Saturday, July 21, 2012
How Visual Dysfunctions Affect School Success
“Hey, hey, Johnny, can’t you come out and play? Hey, Johnny, can’t you come out and play today?” Unlike Elton John’s eulogy to John Lennon, our Johnny will eventually be able to come out and play, but maybe not today. You see, Johnny just began third grade, and he is not able to get his homework done in time to play with his friends today.
Play time is a special time during which we sense all that life could be for us. It’s time to fantasize, to dream the dreams that make us special. It’s full of all the stuff that makes us children. For children that can’t have this special time in their young lives, there grows a feeling of despair and hopelessness. It is the dreams of our youngsters today that will shape our future for tomorrow.
Many of these children who have trouble finishing homework, have difficulty in school and become frustrated. The frustration grows, especially after having been somewhat successful in earlier grades (i.e. first and second grade).
Very often these same children have eye muscle imbalances that limit how long they can look at something. In reading, the smaller the print and the more information that has to be looked at, the harder it will be to look, see and understand. Third grade is a typical time for children to have difficulty, because the print becomes smaller and the content read becomes more involved. Some of these kids get this DAZED look about them, as if they are staring right past you. What they are doing is relaxing their eyes, just as you might do at the end of the day. They seem to be daydreaming so that they won’t get eye strain, or they are trying to take the eye strain away.
Eye strain is the result of two sets of eye muscles not working together. One muscle system controls focus, for clarity, while the other system controls the function of seeing single and not double. Once one system becomes affected, it will typically draw the other into dysfunction creating dysfunction of the two coordinating together. Classical systems of eye strain are eye rubbing, headaches after eye activities, double vision at any time, variable blurred vision, missing or substituting words while reading, difficulty finishing school work, and the most common symptom is consistent loss of place. There are nonreaders, who have no symptoms at all, simply because they avoid any situation which calls for them to read for any considerable length of time.

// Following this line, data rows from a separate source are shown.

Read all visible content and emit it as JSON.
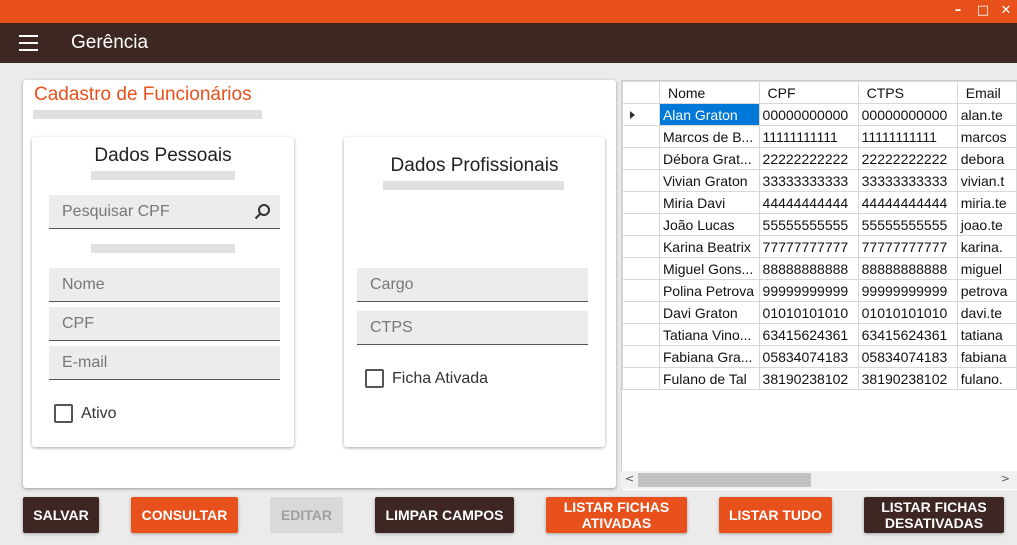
{
  "window": {
    "controls": [
      "–",
      "□",
      "✕"
    ]
  },
  "appbar": {
    "title": "Gerência"
  },
  "form": {
    "title": "Cadastro de Funcionários",
    "personal": {
      "title": "Dados Pessoais",
      "search_placeholder": "Pesquisar CPF",
      "name_placeholder": "Nome",
      "cpf_placeholder": "CPF",
      "email_placeholder": "E-mail",
      "active_label": "Ativo"
    },
    "professional": {
      "title": "Dados Profissionais",
      "role_placeholder": "Cargo",
      "ctps_placeholder": "CTPS",
      "record_active_label": "Ficha Ativada"
    }
  },
  "grid": {
    "columns": [
      "Nome",
      "CPF",
      "CTPS",
      "Email"
    ],
    "rows": [
      [
        "Alan Graton",
        "00000000000",
        "00000000000",
        "alan.te"
      ],
      [
        "Marcos de B...",
        "11111111111",
        "11111111111",
        "marcos"
      ],
      [
        "Débora Grat...",
        "22222222222",
        "22222222222",
        "debora"
      ],
      [
        "Vivian Graton",
        "33333333333",
        "33333333333",
        "vivian.t"
      ],
      [
        "Miria Davi",
        "44444444444",
        "44444444444",
        "miria.te"
      ],
      [
        "João Lucas",
        "55555555555",
        "55555555555",
        "joao.te"
      ],
      [
        "Karina Beatrix",
        "77777777777",
        "77777777777",
        "karina."
      ],
      [
        "Miguel Gons...",
        "88888888888",
        "88888888888",
        "miguel"
      ],
      [
        "Polina Petrova",
        "99999999999",
        "99999999999",
        "petrova"
      ],
      [
        "Davi Graton",
        "01010101010",
        "01010101010",
        "davi.te"
      ],
      [
        "Tatiana Vino...",
        "63415624361",
        "63415624361",
        "tatiana"
      ],
      [
        "Fabiana Gra...",
        "05834074183",
        "05834074183",
        "fabiana"
      ],
      [
        "Fulano de Tal",
        "38190238102",
        "38190238102",
        "fulano."
      ]
    ]
  },
  "buttons": {
    "save": "SALVAR",
    "consult": "CONSULTAR",
    "edit": "EDITAR",
    "clear": "LIMPAR CAMPOS",
    "list_active": "LISTAR FICHAS ATIVADAS",
    "list_all": "LISTAR TUDO",
    "list_inactive": "LISTAR FICHAS DESATIVADAS"
  },
  "colors": {
    "accent": "#e8501c",
    "dark": "#3e2723",
    "selection": "#0078d7"
  }
}
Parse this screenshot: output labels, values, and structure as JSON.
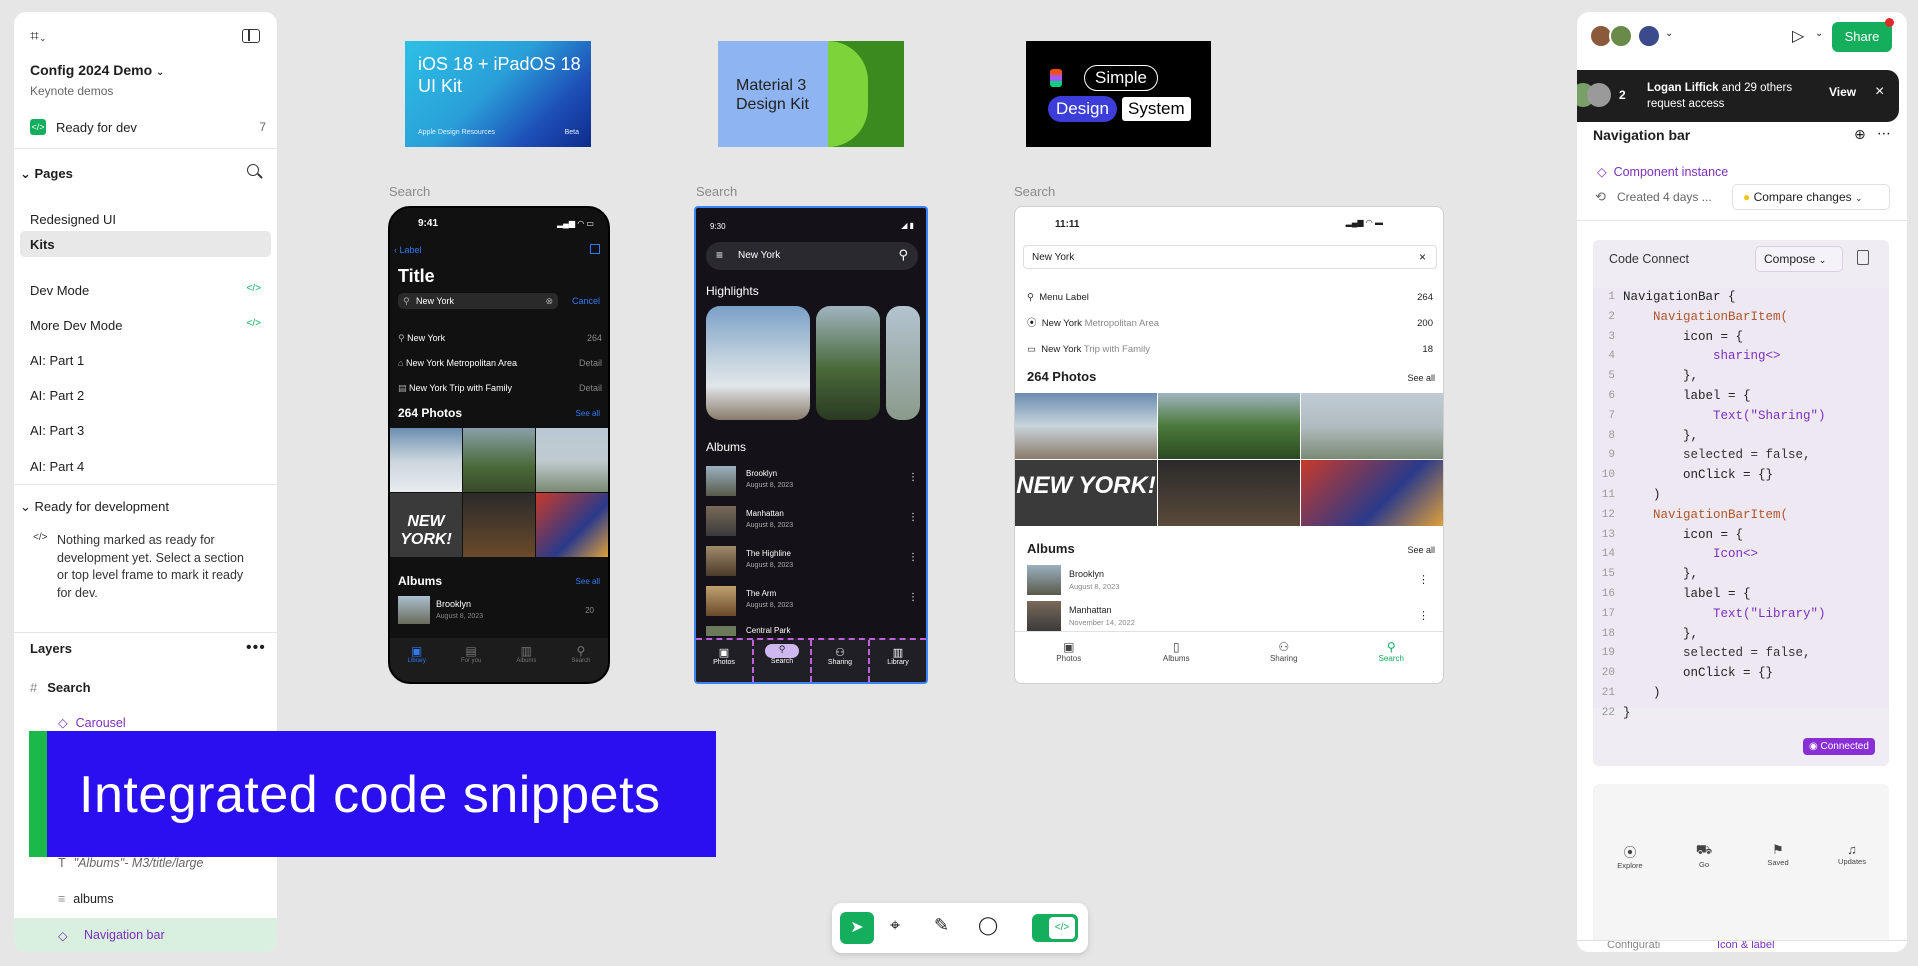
{
  "left": {
    "project_title": "Config 2024 Demo",
    "project_sub": "Keynote demos",
    "ready_label": "Ready for dev",
    "ready_count": "7",
    "pages_header": "Pages",
    "pages": [
      "Redesigned UI",
      "Kits",
      "Dev Mode",
      "More Dev Mode",
      "AI: Part 1",
      "AI: Part 2",
      "AI: Part 3",
      "AI: Part 4"
    ],
    "ready_section": "Ready for development",
    "ready_msg": "Nothing marked as ready for development yet. Select a section or top level frame to mark it ready for dev.",
    "layers_header": "Layers",
    "layers": [
      "Search",
      "Carousel",
      "\"Albums\"- M3/title/large",
      "albums",
      "Navigation bar"
    ]
  },
  "banner": {
    "text": "Integrated code snippets"
  },
  "kits": {
    "ios": {
      "line1": "iOS 18 + iPadOS 18",
      "line2": "UI Kit",
      "foot": "Apple Design Resources",
      "badge": "Beta"
    },
    "material": {
      "line1": "Material 3",
      "line2": "Design Kit"
    },
    "simple": {
      "w1": "Simple",
      "w2": "Design",
      "w3": "System"
    }
  },
  "frame_label": "Search",
  "ios_phone": {
    "time": "9:41",
    "back": "Label",
    "title": "Title",
    "search_value": "New York",
    "cancel": "Cancel",
    "results": [
      {
        "t": "New York",
        "d": "264"
      },
      {
        "t": "New York Metropolitan Area",
        "d": "Detail"
      },
      {
        "t": "New York Trip with Family",
        "d": "Detail"
      }
    ],
    "photos_h": "264 Photos",
    "see_all": "See all",
    "albums_h": "Albums",
    "album1": "Brooklyn",
    "album1_date": "August 8, 2023",
    "album1_count": "20",
    "tabs": [
      "Library",
      "For you",
      "Albums",
      "Search"
    ]
  },
  "m3_phone": {
    "time": "9:30",
    "search_value": "New York",
    "highlights": "Highlights",
    "albums_h": "Albums",
    "albums": [
      {
        "t": "Brooklyn",
        "d": "August 8, 2023"
      },
      {
        "t": "Manhattan",
        "d": "August 8, 2023"
      },
      {
        "t": "The Highline",
        "d": "August 8, 2023"
      },
      {
        "t": "The Arm",
        "d": "August 8, 2023"
      },
      {
        "t": "Central Park",
        "d": ""
      }
    ],
    "nav": [
      "Photos",
      "Search",
      "Sharing",
      "Library"
    ]
  },
  "simple_phone": {
    "time": "11:11",
    "search_value": "New York",
    "results": [
      {
        "t": "Menu Label",
        "sub": "",
        "n": "264"
      },
      {
        "t": "New York",
        "sub": "Metropolitan Area",
        "n": "200"
      },
      {
        "t": "New York",
        "sub": "Trip with Family",
        "n": "18"
      }
    ],
    "photos_h": "264 Photos",
    "see_all": "See all",
    "albums_h": "Albums",
    "albums": [
      {
        "t": "Brooklyn",
        "d": "August 8, 2023"
      },
      {
        "t": "Manhattan",
        "d": "November 14, 2022"
      }
    ],
    "nav": [
      "Photos",
      "Albums",
      "Sharing",
      "Search"
    ]
  },
  "right": {
    "share": "Share",
    "notif_count": "2",
    "notif_name": "Logan Liffick",
    "notif_rest": " and 29 others request access",
    "notif_view": "View",
    "title": "Navigation bar",
    "instance": "Component instance",
    "created": "Created 4 days ...",
    "compare": "Compare changes",
    "code_connect": "Code Connect",
    "compose": "Compose",
    "connected": "Connected",
    "code_lines": [
      "NavigationBar {",
      "    NavigationBarItem(",
      "        icon = {",
      "            sharing<>",
      "        },",
      "        label = {",
      "            Text(\"Sharing\")",
      "        },",
      "        selected = false,",
      "        onClick = {}",
      "    )",
      "    NavigationBarItem(",
      "        icon = {",
      "            Icon<>",
      "        },",
      "        label = {",
      "            Text(\"Library\")",
      "        },",
      "        selected = false,",
      "        onClick = {}",
      "    )",
      "}"
    ],
    "preview_nav": [
      "Explore",
      "Go",
      "Saved",
      "Updates"
    ],
    "bottom_tabs": [
      "Configurati",
      "Icon & label"
    ]
  },
  "colors": {
    "accent": "#0d99ff",
    "green": "#14ae5c",
    "banner": "#2a0ff0",
    "purple": "#7b2fbe"
  }
}
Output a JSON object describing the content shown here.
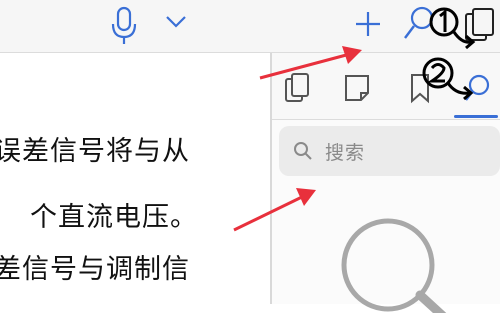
{
  "toolbar": {
    "icons": [
      "microphone-icon",
      "chevron-down-icon",
      "plus-icon",
      "search-icon",
      "cards-icon"
    ],
    "accent": "#3a6fd6"
  },
  "document": {
    "lines": [
      "误差信号将与从",
      "个直流电压。",
      "差信号与调制信"
    ]
  },
  "sidebar": {
    "tabs": [
      "pages-icon",
      "note-icon",
      "bookmark-icon",
      "search-icon"
    ],
    "search": {
      "placeholder": "搜索"
    }
  },
  "annotations": {
    "color": "#e8303c",
    "handwritten": [
      "①",
      "②"
    ]
  }
}
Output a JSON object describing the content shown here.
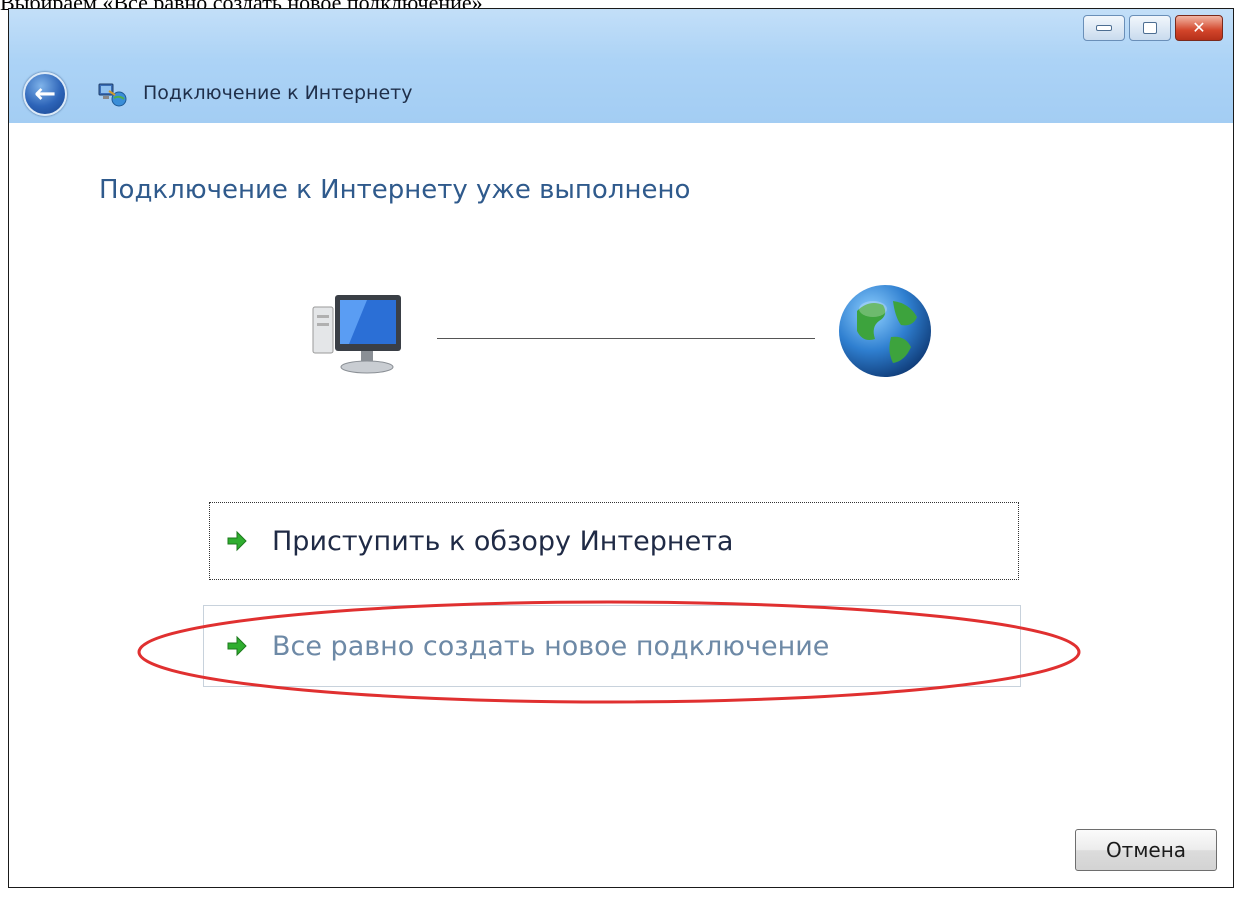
{
  "caption": "Выбираем «Все равно создать новое подключение»",
  "window": {
    "title": "Подключение к Интернету",
    "heading": "Подключение к Интернету уже выполнено"
  },
  "commands": [
    {
      "label": "Приступить к обзору Интернета"
    },
    {
      "label": "Все равно создать новое подключение"
    }
  ],
  "footer": {
    "cancel_label": "Отмена"
  },
  "icons": {
    "back": "back-arrow-icon",
    "title": "network-connection-icon",
    "computer": "computer-icon",
    "globe": "globe-icon",
    "command_arrow": "green-arrow-icon"
  },
  "colors": {
    "titlebar": "#a3cdf3",
    "heading": "#2f5a8c",
    "highlight_ellipse": "#e03030"
  }
}
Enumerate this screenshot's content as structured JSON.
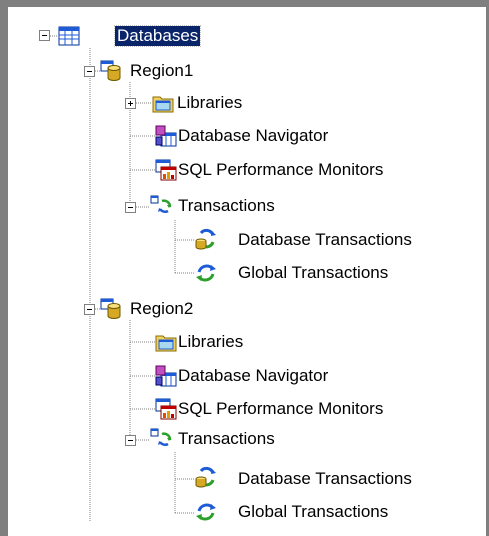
{
  "tree": {
    "root": {
      "label": "Databases",
      "icon": "database-table-icon",
      "expanded": true,
      "selected": true
    },
    "regions": [
      {
        "label": "Region1",
        "icon": "database-cylinder-icon",
        "expanded": true,
        "children": {
          "libraries": {
            "label": "Libraries",
            "icon": "folder-icon",
            "expandable": true,
            "expanded": false
          },
          "navigator": {
            "label": "Database Navigator",
            "icon": "database-navigator-icon"
          },
          "sql_monitors": {
            "label": "SQL Performance Monitors",
            "icon": "sql-performance-monitor-icon"
          },
          "transactions": {
            "label": "Transactions",
            "icon": "transactions-icon",
            "expanded": true,
            "children": {
              "database_transactions": {
                "label": "Database Transactions",
                "icon": "database-transactions-icon"
              },
              "global_transactions": {
                "label": "Global Transactions",
                "icon": "global-transactions-icon"
              }
            }
          }
        }
      },
      {
        "label": "Region2",
        "icon": "database-cylinder-icon",
        "expanded": true,
        "children": {
          "libraries": {
            "label": "Libraries",
            "icon": "folder-icon",
            "expandable": false
          },
          "navigator": {
            "label": "Database Navigator",
            "icon": "database-navigator-icon"
          },
          "sql_monitors": {
            "label": "SQL Performance Monitors",
            "icon": "sql-performance-monitor-icon"
          },
          "transactions": {
            "label": "Transactions",
            "icon": "transactions-icon",
            "expanded": true,
            "children": {
              "database_transactions": {
                "label": "Database Transactions",
                "icon": "database-transactions-icon"
              },
              "global_transactions": {
                "label": "Global Transactions",
                "icon": "global-transactions-icon"
              }
            }
          }
        }
      }
    ]
  },
  "colors": {
    "frame": "#7f7f7f",
    "selection": "#0a246a",
    "tree_lines": "#808080"
  }
}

Vision Therapy is the preferred treatment for these kinds of problems. The success of the problem depends on the motivation of the team which includes the child, parents and Developmental Optometrist. If the condition is recent, and academic lags have not yet occurred, the procedure is quite simple, resulting in complete remediation. When the condition is of a long standing nature, academic and/or emotional concerns often become secondary problems which must be addressed along with the visual. Certainly the more involved the situation, the more involved the treatment must be. When more than one function is involved, the team must include the appropriate professionals that can affect each. Therefore, if academics are an issue, reading, learning and special education professionals might be resourced. Psychologists may be consulted if emotional concerns have been presented.
Johnny must be allowed to play with all the other kids. He must be able to imagine and fantasize, so that his dreams of today will fulfill society’s dreams of tomorrow. John Lennon won’t be able to play with us today, but our Johnny can. Many of John Lennon’s dreams will be with us forever. Our Johnny’s dreams must also be given the chance to be nurtured and survive today.
About Dr. Warshowsky:
Joel H. Warshowsky is a behavioral and developmental Optometrist. He is Associate Clinical Professor and founding Chief of Pediatrics at SUNY State College of Optometry, where he has taught for over 35 years. He served as Optometric Consultant to numerous schools for child development throughout New York and New Jersey. Dr. Warshowsky has lectured internationally and is published widely in the field of optometry, and is a Fellow of the American Academy of Optometry and College of Optometrists in Vision Development. He maintains two pediatric practices in New York and New Jersey.
Dr. Warshowsky is available for speaking engagements